--- Materials provided Enclosed Below ---

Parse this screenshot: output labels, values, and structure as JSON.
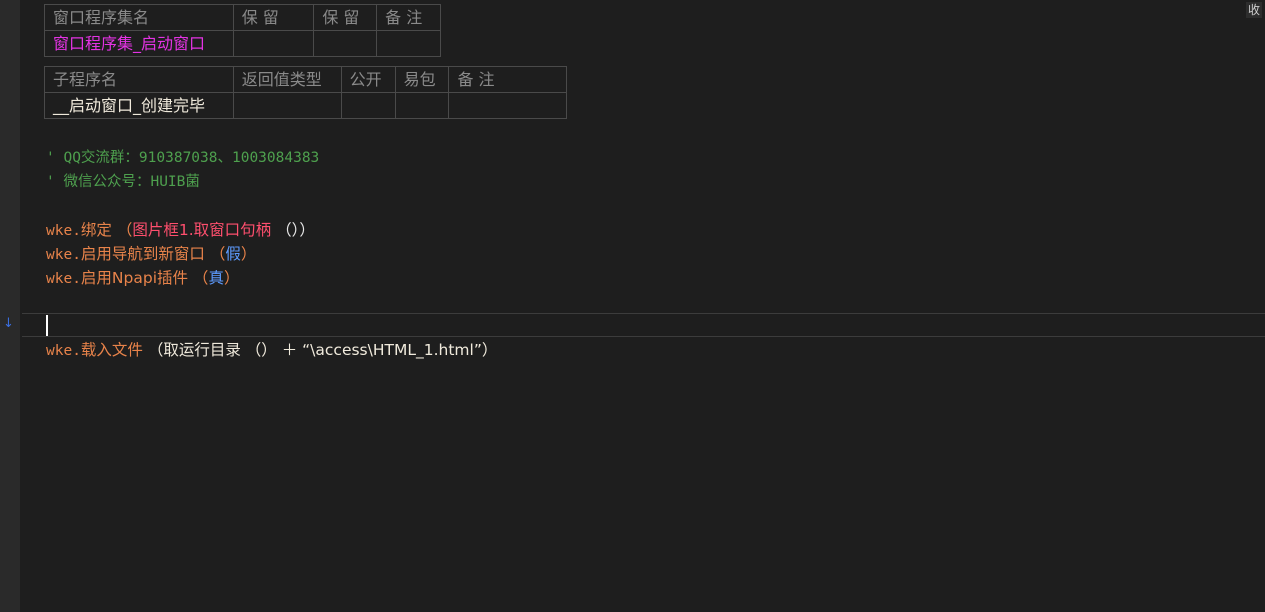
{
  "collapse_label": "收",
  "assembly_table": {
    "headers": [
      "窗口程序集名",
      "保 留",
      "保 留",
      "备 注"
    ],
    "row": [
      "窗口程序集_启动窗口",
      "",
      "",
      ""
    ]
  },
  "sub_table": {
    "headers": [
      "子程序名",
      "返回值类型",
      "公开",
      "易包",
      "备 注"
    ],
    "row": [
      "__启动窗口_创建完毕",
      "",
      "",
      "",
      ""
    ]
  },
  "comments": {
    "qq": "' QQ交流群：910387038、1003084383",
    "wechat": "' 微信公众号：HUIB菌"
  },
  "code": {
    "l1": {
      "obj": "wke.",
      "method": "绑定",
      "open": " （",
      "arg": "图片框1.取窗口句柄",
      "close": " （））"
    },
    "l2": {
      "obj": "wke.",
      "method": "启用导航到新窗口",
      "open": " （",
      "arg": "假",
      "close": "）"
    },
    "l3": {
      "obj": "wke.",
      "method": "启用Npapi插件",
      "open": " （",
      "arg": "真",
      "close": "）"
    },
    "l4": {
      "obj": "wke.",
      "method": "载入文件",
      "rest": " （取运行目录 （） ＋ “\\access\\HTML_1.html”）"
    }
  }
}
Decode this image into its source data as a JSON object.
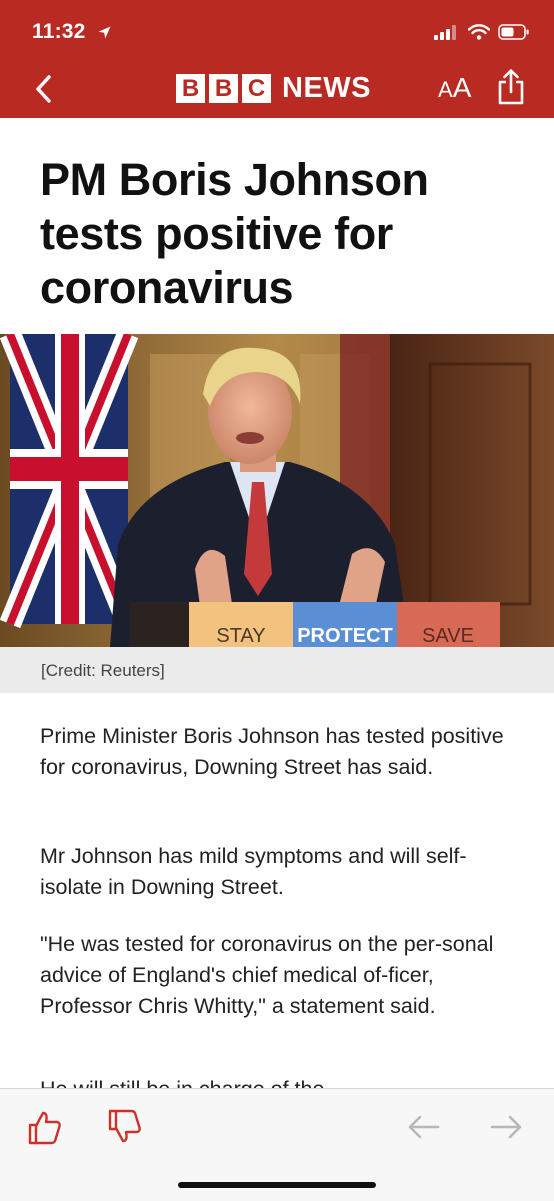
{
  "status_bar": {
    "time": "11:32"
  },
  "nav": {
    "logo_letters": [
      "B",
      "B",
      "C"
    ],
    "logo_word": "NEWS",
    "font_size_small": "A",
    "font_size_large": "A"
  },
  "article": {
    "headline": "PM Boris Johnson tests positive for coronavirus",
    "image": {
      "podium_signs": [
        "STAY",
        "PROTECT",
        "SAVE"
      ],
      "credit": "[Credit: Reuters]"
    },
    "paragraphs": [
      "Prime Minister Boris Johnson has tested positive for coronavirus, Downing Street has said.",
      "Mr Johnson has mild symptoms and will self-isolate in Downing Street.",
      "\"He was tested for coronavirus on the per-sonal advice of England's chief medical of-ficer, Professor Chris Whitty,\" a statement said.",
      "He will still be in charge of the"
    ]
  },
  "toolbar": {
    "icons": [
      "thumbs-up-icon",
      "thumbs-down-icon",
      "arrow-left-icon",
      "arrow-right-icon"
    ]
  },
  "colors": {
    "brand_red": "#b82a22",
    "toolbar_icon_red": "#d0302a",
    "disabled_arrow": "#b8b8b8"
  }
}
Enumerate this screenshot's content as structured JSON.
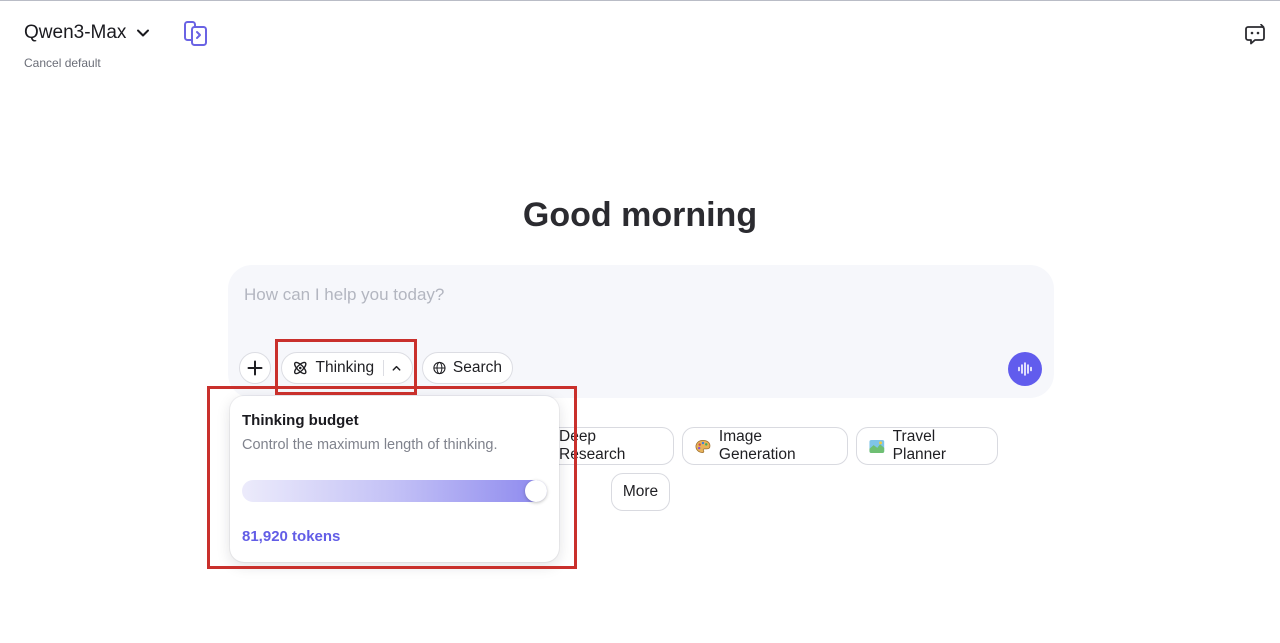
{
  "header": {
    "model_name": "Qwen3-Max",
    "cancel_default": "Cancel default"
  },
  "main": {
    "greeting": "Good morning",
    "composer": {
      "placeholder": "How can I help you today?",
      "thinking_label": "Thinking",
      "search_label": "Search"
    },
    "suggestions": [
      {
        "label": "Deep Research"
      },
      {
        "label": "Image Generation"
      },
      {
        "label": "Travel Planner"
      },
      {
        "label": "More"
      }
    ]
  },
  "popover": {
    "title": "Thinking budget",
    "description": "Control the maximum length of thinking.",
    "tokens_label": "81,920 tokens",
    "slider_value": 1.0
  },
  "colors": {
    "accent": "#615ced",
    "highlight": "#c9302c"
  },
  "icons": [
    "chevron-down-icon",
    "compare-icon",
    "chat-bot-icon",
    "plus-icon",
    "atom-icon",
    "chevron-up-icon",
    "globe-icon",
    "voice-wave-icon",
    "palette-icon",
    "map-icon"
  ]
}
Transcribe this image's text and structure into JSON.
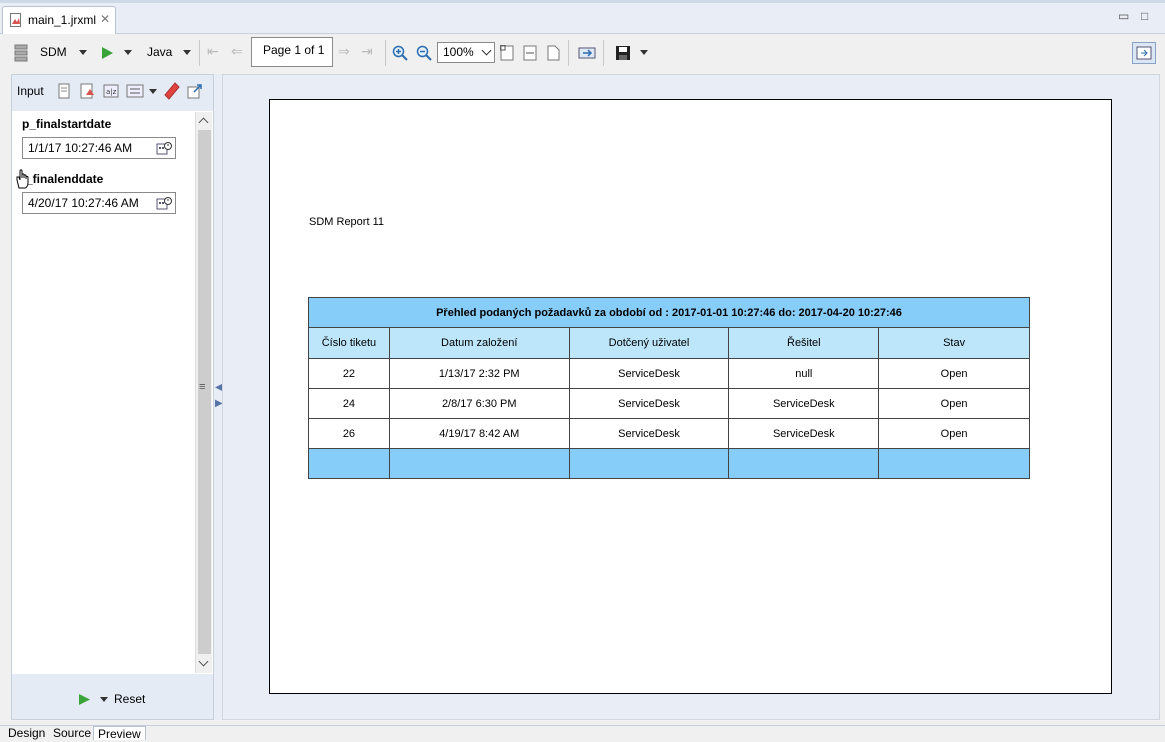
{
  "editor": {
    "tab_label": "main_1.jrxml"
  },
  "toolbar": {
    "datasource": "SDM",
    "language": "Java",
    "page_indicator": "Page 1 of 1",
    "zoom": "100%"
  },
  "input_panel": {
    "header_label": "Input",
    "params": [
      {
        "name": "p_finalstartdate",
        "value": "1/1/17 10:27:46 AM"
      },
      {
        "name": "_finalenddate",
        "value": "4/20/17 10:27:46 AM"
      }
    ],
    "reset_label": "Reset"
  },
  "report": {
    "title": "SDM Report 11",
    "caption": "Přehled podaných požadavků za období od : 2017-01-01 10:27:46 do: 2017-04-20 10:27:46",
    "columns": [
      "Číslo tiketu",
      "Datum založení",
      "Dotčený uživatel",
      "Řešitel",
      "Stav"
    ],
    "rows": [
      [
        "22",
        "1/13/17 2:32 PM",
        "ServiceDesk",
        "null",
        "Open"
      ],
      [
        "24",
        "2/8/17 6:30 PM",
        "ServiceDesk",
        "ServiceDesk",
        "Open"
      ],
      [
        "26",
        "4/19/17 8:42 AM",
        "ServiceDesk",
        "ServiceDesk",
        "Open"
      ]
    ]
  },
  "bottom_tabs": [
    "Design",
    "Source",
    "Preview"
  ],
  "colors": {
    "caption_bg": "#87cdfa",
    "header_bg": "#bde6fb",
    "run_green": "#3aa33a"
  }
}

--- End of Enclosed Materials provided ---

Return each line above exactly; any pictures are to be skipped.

Parse this screenshot: output labels, values, and structure as JSON.
{
  "collapse_label": "收",
  "assembly_table": {
    "headers": [
      "窗口程序集名",
      "保 留",
      "保 留",
      "备 注"
    ],
    "row": [
      "窗口程序集_启动窗口",
      "",
      "",
      ""
    ]
  },
  "sub_table": {
    "headers": [
      "子程序名",
      "返回值类型",
      "公开",
      "易包",
      "备 注"
    ],
    "row": [
      "__启动窗口_创建完毕",
      "",
      "",
      "",
      ""
    ]
  },
  "comments": {
    "qq": "' QQ交流群：910387038、1003084383",
    "wechat": "' 微信公众号：HUIB菌"
  },
  "code": {
    "l1": {
      "obj": "wke.",
      "method": "绑定",
      "open": " （",
      "arg": "图片框1.取窗口句柄",
      "close": " （））"
    },
    "l2": {
      "obj": "wke.",
      "method": "启用导航到新窗口",
      "open": " （",
      "arg": "假",
      "close": "）"
    },
    "l3": {
      "obj": "wke.",
      "method": "启用Npapi插件",
      "open": " （",
      "arg": "真",
      "close": "）"
    },
    "l4": {
      "obj": "wke.",
      "method": "载入文件",
      "rest": " （取运行目录 （） ＋ “\\access\\HTML_1.html”）"
    }
  }
}
Decode this image into its source data as a JSON object.
{
  "status_bar": {
    "time": "11:32"
  },
  "nav": {
    "logo_letters": [
      "B",
      "B",
      "C"
    ],
    "logo_word": "NEWS",
    "font_size_small": "A",
    "font_size_large": "A"
  },
  "article": {
    "headline": "PM Boris Johnson tests positive for coronavirus",
    "image": {
      "podium_signs": [
        "STAY",
        "PROTECT",
        "SAVE"
      ],
      "credit": "[Credit: Reuters]"
    },
    "paragraphs": [
      "Prime Minister Boris Johnson has tested positive for coronavirus, Downing Street has said.",
      "Mr Johnson has mild symptoms and will self-isolate in Downing Street.",
      "\"He was tested for coronavirus on the per-sonal advice of England's chief medical of-ficer, Professor Chris Whitty,\" a statement said.",
      "He will still be in charge of the"
    ]
  },
  "toolbar": {
    "icons": [
      "thumbs-up-icon",
      "thumbs-down-icon",
      "arrow-left-icon",
      "arrow-right-icon"
    ]
  },
  "colors": {
    "brand_red": "#b82a22",
    "toolbar_icon_red": "#d0302a",
    "disabled_arrow": "#b8b8b8"
  }
}
Enumerate this screenshot's content as structured JSON.
{
  "header": {
    "model_name": "Qwen3-Max",
    "cancel_default": "Cancel default"
  },
  "main": {
    "greeting": "Good morning",
    "composer": {
      "placeholder": "How can I help you today?",
      "thinking_label": "Thinking",
      "search_label": "Search"
    },
    "suggestions": [
      {
        "label": "Deep Research"
      },
      {
        "label": "Image Generation"
      },
      {
        "label": "Travel Planner"
      },
      {
        "label": "More"
      }
    ]
  },
  "popover": {
    "title": "Thinking budget",
    "description": "Control the maximum length of thinking.",
    "tokens_label": "81,920 tokens",
    "slider_value": 1.0
  },
  "colors": {
    "accent": "#615ced",
    "highlight": "#c9302c"
  },
  "icons": [
    "chevron-down-icon",
    "compare-icon",
    "chat-bot-icon",
    "plus-icon",
    "atom-icon",
    "chevron-up-icon",
    "globe-icon",
    "voice-wave-icon",
    "palette-icon",
    "map-icon"
  ]
}
Transcribe this image's text and structure into JSON.
{
  "editor": {
    "tab_label": "main_1.jrxml"
  },
  "toolbar": {
    "datasource": "SDM",
    "language": "Java",
    "page_indicator": "Page 1 of 1",
    "zoom": "100%"
  },
  "input_panel": {
    "header_label": "Input",
    "params": [
      {
        "name": "p_finalstartdate",
        "value": "1/1/17 10:27:46 AM"
      },
      {
        "name": "_finalenddate",
        "value": "4/20/17 10:27:46 AM"
      }
    ],
    "reset_label": "Reset"
  },
  "report": {
    "title": "SDM Report 11",
    "caption": "Přehled podaných požadavků za období od : 2017-01-01 10:27:46 do: 2017-04-20 10:27:46",
    "columns": [
      "Číslo tiketu",
      "Datum založení",
      "Dotčený uživatel",
      "Řešitel",
      "Stav"
    ],
    "rows": [
      [
        "22",
        "1/13/17 2:32 PM",
        "ServiceDesk",
        "null",
        "Open"
      ],
      [
        "24",
        "2/8/17 6:30 PM",
        "ServiceDesk",
        "ServiceDesk",
        "Open"
      ],
      [
        "26",
        "4/19/17 8:42 AM",
        "ServiceDesk",
        "ServiceDesk",
        "Open"
      ]
    ]
  },
  "bottom_tabs": [
    "Design",
    "Source",
    "Preview"
  ],
  "colors": {
    "caption_bg": "#87cdfa",
    "header_bg": "#bde6fb",
    "run_green": "#3aa33a"
  }
}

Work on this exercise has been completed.